  • Like 1

Share this post


Link to post
Share on other sites
OneEye

Yup, sounds similar to the strongly 閩南話-influenced accents in Taiwan. It can get pretty punny sometimes, though. You'll see signs like "你2了沒?" (你餓了沒?). At one coffee shop I go to, there's a girl named 小慧, and the tip jar is labeled "小慧箱" (小費箱).

I find, however, that with most people, the dentals (z, c, s) and retroflexes (zh, ch, sh) are actually distinguished pretty clearly, though it didn't sound like it when I first moved here. I found out later that it's really the retroflexes and palatals (j, q, x) that aren't distinguished. That is, 'sh' is more or less the same as 'x,' for example. That's perfectly acceptable, because it poses no confusion (once you've trained your ear to hear it correctly). Palatal initials will always be followed by /i/ or /y/, and retroflexed initials never will be. That accounts for part of the "softness" of the accent, and explains why many people think they don't pronounce their "retroflexes." They do, just differently.

  • Like 1

Share this post


Link to post
Share on other sites
alayeer

Hey, thanks for the wonderful information regarding Xiamen. I have also started to look information regarding this city, and I find that Xiada seems to be the most popular place to learn Chinese there. However I read that Xiada has increased its tuition cost for language program from 9000 RMB/term to 14000 RMB/term. What do you guys think about it? Is it still worth it to learn Chinese in Xiada? I see that Xiamen also has another unis like Huaqiao, or Jimei. Does anyone have any experience with the unis?

Share this post


Link to post
Share on other sites
carenja

Hi alayeer,

just saw your question about Xiamen... I studied there for one year, just finished in July this year. I think I have to disappoint you a bit. Xiada is not such a good choice anymore. The language institute has moved outside the city centre to Xiangan district, about a 1,5 h bumpy bus ride from town.
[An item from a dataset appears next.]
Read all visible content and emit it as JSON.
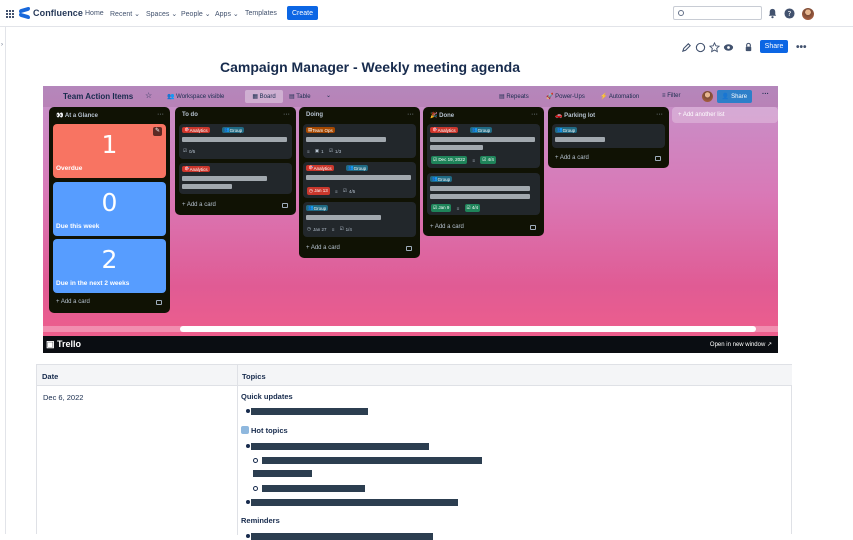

This means you have the choice to live in the city and commute to classes everyday (which can be any day any time of the day which means you often need to stay the whole day to cover all your lessons) or you stay on campus at the international student dormitory (those guys party hard...). If I had the choice again I would go somewhere else. The city is nice but considering the trouble of commuting, it is not really worth it.

  • Like 1

Share this post


Link to post
Share on other sites

Join the conversation

You can post now and select your username and password later. If you have an account, sign in now to post with your account.
Note: Your post will require moderator approval before it will be visible.

Guest
Click here to reply. Select text to quote.

×   Pasted as rich text.   Paste as plain text instead

  Only 75 emoji are allowed.

×   Your link has been automatically embedded.   Display as a link instead

×   Your previous content has been restored.   Clear editor

×   You cannot paste images directly. Upload or insert images from URL.


×
×
  • Create New...